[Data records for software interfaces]
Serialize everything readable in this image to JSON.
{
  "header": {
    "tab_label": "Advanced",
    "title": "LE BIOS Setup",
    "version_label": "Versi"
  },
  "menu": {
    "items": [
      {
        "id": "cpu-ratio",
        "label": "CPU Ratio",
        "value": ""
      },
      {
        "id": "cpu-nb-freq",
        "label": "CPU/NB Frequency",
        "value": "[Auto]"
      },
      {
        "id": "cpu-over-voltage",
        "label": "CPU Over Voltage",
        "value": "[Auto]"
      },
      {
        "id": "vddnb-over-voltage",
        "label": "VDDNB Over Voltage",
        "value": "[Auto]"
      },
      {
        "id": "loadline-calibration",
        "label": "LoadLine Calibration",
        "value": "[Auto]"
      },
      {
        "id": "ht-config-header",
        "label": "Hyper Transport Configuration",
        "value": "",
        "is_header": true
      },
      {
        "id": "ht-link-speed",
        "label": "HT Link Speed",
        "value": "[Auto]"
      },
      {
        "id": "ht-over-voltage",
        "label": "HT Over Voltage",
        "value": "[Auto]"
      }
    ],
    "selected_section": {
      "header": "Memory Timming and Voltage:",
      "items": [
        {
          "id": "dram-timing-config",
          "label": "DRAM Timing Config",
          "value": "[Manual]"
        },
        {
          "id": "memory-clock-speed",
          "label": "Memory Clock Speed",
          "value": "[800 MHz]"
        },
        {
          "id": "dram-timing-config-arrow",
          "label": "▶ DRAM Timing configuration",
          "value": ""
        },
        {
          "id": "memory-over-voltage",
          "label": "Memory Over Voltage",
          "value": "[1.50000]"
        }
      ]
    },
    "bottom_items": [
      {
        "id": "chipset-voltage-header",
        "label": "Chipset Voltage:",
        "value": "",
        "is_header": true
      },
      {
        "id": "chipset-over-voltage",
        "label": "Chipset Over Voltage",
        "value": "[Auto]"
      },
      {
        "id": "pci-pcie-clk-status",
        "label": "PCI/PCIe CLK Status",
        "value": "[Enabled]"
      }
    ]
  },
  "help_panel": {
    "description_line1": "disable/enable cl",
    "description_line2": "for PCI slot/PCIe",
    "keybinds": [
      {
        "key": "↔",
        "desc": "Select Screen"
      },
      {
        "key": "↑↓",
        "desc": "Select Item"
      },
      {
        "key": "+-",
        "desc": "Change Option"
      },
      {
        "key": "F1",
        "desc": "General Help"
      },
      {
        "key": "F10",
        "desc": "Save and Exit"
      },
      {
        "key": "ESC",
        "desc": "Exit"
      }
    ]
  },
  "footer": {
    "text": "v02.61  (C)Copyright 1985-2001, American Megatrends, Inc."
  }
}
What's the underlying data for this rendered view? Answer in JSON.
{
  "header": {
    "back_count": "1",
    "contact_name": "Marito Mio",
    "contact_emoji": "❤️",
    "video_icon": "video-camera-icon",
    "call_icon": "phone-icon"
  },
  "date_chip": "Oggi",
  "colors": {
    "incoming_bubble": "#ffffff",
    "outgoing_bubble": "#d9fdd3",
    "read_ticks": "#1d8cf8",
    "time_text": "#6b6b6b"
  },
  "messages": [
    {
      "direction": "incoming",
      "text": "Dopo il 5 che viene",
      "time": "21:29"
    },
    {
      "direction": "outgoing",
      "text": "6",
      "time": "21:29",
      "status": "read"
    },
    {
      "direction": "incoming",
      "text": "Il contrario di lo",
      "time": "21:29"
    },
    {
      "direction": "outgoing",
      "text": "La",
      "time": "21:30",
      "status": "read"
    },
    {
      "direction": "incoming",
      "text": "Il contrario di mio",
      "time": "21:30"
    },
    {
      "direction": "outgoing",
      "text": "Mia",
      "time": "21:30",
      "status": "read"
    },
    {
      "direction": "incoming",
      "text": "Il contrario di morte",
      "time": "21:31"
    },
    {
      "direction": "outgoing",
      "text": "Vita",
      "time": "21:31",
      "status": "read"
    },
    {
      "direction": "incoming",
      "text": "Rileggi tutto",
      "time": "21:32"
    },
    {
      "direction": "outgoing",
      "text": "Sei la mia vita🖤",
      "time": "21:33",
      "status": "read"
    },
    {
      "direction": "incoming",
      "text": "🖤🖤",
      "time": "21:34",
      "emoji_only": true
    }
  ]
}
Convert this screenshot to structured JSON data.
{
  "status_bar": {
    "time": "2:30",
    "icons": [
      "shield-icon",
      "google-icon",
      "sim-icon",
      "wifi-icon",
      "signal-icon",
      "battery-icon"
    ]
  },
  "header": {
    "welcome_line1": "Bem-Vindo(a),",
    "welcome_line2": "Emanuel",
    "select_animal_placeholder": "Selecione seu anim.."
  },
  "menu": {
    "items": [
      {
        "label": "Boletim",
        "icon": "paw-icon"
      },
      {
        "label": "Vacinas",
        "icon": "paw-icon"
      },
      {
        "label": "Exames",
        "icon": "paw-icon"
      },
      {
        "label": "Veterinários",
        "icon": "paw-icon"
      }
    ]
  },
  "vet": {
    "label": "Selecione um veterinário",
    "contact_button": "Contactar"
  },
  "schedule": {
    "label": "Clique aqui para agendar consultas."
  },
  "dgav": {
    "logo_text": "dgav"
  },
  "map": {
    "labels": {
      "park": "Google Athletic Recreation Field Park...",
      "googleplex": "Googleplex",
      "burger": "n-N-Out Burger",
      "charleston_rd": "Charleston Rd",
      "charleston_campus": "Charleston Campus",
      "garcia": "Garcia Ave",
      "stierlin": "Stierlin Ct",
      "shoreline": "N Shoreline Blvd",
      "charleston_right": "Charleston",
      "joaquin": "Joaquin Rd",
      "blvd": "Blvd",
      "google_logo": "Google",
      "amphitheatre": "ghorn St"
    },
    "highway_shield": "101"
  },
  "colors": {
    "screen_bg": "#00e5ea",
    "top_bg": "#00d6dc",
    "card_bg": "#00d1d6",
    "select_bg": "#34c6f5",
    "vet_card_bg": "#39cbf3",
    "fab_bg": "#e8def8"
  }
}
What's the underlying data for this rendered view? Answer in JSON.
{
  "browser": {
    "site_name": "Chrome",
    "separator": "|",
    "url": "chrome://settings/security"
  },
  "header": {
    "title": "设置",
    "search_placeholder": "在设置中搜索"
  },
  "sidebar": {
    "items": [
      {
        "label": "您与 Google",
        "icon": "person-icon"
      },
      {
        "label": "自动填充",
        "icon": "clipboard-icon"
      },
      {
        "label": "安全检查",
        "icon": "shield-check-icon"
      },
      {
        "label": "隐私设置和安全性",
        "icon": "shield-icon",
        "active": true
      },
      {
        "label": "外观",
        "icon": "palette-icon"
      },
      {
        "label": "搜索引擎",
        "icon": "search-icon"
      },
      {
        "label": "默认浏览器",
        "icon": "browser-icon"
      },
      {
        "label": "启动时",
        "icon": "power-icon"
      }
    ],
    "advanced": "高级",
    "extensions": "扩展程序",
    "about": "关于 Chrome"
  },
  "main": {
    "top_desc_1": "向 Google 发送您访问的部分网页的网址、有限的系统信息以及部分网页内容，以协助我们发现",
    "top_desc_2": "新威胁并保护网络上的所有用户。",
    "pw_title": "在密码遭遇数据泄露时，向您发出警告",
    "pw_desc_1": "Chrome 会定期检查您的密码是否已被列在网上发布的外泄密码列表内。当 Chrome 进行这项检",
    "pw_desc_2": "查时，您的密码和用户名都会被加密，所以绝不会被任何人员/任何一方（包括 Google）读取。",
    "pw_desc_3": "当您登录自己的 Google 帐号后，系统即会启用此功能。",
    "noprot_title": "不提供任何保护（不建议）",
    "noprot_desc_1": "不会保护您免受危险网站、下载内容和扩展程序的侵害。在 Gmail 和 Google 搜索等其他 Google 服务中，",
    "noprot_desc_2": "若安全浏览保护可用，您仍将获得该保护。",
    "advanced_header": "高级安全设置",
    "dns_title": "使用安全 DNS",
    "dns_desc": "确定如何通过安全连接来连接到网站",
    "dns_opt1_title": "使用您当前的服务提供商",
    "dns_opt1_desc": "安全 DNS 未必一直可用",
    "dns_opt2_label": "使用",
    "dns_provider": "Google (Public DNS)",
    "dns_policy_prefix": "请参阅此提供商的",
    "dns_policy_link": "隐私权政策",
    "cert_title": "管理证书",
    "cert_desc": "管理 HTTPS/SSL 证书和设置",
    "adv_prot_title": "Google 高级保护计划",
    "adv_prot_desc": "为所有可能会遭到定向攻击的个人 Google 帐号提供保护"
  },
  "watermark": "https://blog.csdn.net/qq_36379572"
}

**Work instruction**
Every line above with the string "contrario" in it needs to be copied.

**Solution to this problem**
      "text": "Il contrario di lo",
      "text": "Il contrario di mio",
      "text": "Il contrario di morte",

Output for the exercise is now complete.